## Data to process
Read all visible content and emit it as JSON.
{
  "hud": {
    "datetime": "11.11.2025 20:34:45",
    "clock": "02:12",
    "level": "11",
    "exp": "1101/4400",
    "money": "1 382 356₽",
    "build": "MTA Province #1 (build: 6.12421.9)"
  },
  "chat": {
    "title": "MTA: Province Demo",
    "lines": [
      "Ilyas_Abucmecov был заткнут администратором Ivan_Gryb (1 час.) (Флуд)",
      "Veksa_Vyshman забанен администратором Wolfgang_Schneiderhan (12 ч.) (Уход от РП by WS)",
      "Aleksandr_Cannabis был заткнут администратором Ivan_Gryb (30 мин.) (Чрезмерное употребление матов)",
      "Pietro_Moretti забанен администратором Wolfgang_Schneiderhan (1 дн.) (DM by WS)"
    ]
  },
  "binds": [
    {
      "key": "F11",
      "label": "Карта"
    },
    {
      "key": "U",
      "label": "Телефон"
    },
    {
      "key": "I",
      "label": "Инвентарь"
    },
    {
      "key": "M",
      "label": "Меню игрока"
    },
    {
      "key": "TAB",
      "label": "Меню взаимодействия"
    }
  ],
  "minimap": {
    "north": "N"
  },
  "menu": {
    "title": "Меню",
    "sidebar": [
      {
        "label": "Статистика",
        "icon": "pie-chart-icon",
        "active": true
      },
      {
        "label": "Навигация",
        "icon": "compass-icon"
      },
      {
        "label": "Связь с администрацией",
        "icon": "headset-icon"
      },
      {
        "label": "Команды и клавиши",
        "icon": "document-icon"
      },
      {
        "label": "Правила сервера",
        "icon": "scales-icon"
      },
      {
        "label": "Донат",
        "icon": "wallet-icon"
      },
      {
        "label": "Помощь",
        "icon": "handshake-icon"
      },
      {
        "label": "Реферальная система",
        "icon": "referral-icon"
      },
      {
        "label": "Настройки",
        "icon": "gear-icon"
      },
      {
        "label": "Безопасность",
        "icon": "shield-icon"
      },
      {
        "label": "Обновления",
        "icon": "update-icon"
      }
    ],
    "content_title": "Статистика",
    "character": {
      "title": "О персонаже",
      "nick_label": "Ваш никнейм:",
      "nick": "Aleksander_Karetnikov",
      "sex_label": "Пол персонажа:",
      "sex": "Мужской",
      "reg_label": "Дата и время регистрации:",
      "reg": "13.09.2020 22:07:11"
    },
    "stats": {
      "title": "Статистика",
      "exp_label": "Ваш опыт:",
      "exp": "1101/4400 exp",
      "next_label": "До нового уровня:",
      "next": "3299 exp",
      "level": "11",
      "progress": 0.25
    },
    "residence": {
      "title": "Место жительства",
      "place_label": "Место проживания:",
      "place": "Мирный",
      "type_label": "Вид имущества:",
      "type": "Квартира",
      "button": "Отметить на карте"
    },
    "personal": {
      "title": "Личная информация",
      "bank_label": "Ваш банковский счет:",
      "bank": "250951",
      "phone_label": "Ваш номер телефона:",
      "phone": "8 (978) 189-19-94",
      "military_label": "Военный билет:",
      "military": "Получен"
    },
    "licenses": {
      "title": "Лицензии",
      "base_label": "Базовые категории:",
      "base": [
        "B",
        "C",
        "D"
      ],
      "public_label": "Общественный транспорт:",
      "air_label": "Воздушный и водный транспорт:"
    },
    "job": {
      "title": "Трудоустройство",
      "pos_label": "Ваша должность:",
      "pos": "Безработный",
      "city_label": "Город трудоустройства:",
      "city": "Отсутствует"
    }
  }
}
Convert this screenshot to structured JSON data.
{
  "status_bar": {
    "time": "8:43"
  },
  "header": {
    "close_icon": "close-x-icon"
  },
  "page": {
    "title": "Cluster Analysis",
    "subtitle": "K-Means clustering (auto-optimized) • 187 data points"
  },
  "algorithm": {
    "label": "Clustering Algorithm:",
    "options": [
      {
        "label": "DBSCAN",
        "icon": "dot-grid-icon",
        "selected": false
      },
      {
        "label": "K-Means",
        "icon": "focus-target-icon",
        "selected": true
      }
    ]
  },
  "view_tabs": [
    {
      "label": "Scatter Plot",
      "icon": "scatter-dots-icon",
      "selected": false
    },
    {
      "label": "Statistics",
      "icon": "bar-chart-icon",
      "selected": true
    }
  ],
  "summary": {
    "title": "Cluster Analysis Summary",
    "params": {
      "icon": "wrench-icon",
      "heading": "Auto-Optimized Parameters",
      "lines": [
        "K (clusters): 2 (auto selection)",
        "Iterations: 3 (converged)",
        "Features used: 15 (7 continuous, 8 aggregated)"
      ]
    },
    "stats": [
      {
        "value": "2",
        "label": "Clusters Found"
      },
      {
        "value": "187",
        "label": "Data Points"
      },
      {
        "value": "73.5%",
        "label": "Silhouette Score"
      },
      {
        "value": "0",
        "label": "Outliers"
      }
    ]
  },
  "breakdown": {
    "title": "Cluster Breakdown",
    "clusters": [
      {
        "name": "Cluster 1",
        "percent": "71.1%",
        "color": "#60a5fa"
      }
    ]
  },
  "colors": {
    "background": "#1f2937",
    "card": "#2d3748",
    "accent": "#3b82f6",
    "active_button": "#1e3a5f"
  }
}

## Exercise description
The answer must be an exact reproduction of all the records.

## Response
Read all visible content and emit it as JSON.
{
  "hud": {
    "datetime": "11.11.2025 20:34:45",
    "clock": "02:12",
    "level": "11",
    "exp": "1101/4400",
    "money": "1 382 356₽",
    "build": "MTA Province #1 (build: 6.12421.9)"
  },
  "chat": {
    "title": "MTA: Province Demo",
    "lines": [
      "Ilyas_Abucmecov был заткнут администратором Ivan_Gryb (1 час.) (Флуд)",
      "Veksa_Vyshman забанен администратором Wolfgang_Schneiderhan (12 ч.) (Уход от РП by WS)",
      "Aleksandr_Cannabis был заткнут администратором Ivan_Gryb (30 мин.) (Чрезмерное употребление матов)",
      "Pietro_Moretti забанен администратором Wolfgang_Schneiderhan (1 дн.) (DM by WS)"
    ]
  },
  "binds": [
    {
      "key": "F11",
      "label": "Карта"
    },
    {
      "key": "U",
      "label": "Телефон"
    },
    {
      "key": "I",
      "label": "Инвентарь"
    },
    {
      "key": "M",
      "label": "Меню игрока"
    },
    {
      "key": "TAB",
      "label": "Меню взаимодействия"
    }
  ],
  "minimap": {
    "north": "N"
  },
  "menu": {
    "title": "Меню",
    "sidebar": [
      {
        "label": "Статистика",
        "icon": "pie-chart-icon",
        "active": true
      },
      {
        "label": "Навигация",
        "icon": "compass-icon"
      },
      {
        "label": "Связь с администрацией",
        "icon": "headset-icon"
      },
      {
        "label": "Команды и клавиши",
        "icon": "document-icon"
      },
      {
        "label": "Правила сервера",
        "icon": "scales-icon"
      },
      {
        "label": "Донат",
        "icon": "wallet-icon"
      },
      {
        "label": "Помощь",
        "icon": "handshake-icon"
      },
      {
        "label": "Реферальная система",
        "icon": "referral-icon"
      },
      {
        "label": "Настройки",
        "icon": "gear-icon"
      },
      {
        "label": "Безопасность",
        "icon": "shield-icon"
      },
      {
        "label": "Обновления",
        "icon": "update-icon"
      }
    ],
    "content_title": "Статистика",
    "character": {
      "title": "О персонаже",
      "nick_label": "Ваш никнейм:",
      "nick": "Aleksander_Karetnikov",
      "sex_label": "Пол персонажа:",
      "sex": "Мужской",
      "reg_label": "Дата и время регистрации:",
      "reg": "13.09.2020 22:07:11"
    },
    "stats": {
      "title": "Статистика",
      "exp_label": "Ваш опыт:",
      "exp": "1101/4400 exp",
      "next_label": "До нового уровня:",
      "next": "3299 exp",
      "level": "11",
      "progress": 0.25
    },
    "residence": {
      "title": "Место жительства",
      "place_label": "Место проживания:",
      "place": "Мирный",
      "type_label": "Вид имущества:",
      "type": "Квартира",
      "button": "Отметить на карте"
    },
    "personal": {
      "title": "Личная информация",
      "bank_label": "Ваш банковский счет:",
      "bank": "250951",
      "phone_label": "Ваш номер телефона:",
      "phone": "8 (978) 189-19-94",
      "military_label": "Военный билет:",
      "military": "Получен"
    },
    "licenses": {
      "title": "Лицензии",
      "base_label": "Базовые категории:",
      "base": [
        "B",
        "C",
        "D"
      ],
      "public_label": "Общественный транспорт:",
      "air_label": "Воздушный и водный транспорт:"
    },
    "job": {
      "title": "Трудоустройство",
      "pos_label": "Ваша должность:",
      "pos": "Безработный",
      "city_label": "Город трудоустройства:",
      "city": "Отсутствует"
    }
  }
}
Convert this screenshot to structured JSON data.
{
  "status_bar": {
    "time": "8:43"
  },
  "header": {
    "close_icon": "close-x-icon"
  },
  "page": {
    "title": "Cluster Analysis",
    "subtitle": "K-Means clustering (auto-optimized) • 187 data points"
  },
  "algorithm": {
    "label": "Clustering Algorithm:",
    "options": [
      {
        "label": "DBSCAN",
        "icon": "dot-grid-icon",
        "selected": false
      },
      {
        "label": "K-Means",
        "icon": "focus-target-icon",
        "selected": true
      }
    ]
  },
  "view_tabs": [
    {
      "label": "Scatter Plot",
      "icon": "scatter-dots-icon",
      "selected": false
    },
    {
      "label": "Statistics",
      "icon": "bar-chart-icon",
      "selected": true
    }
  ],
  "summary": {
    "title": "Cluster Analysis Summary",
    "params": {
      "icon": "wrench-icon",
      "heading": "Auto-Optimized Parameters",
      "lines": [
        "K (clusters): 2 (auto selection)",
        "Iterations: 3 (converged)",
        "Features used: 15 (7 continuous, 8 aggregated)"
      ]
    },
    "stats": [
      {
        "value": "2",
        "label": "Clusters Found"
      },
      {
        "value": "187",
        "label": "Data Points"
      },
      {
        "value": "73.5%",
        "label": "Silhouette Score"
      },
      {
        "value": "0",
        "label": "Outliers"
      }
    ]
  },
  "breakdown": {
    "title": "Cluster Breakdown",
    "clusters": [
      {
        "name": "Cluster 1",
        "percent": "71.1%",
        "color": "#60a5fa"
      }
    ]
  },
  "colors": {
    "background": "#1f2937",
    "card": "#2d3748",
    "accent": "#3b82f6",
    "active_button": "#1e3a5f"
  }
}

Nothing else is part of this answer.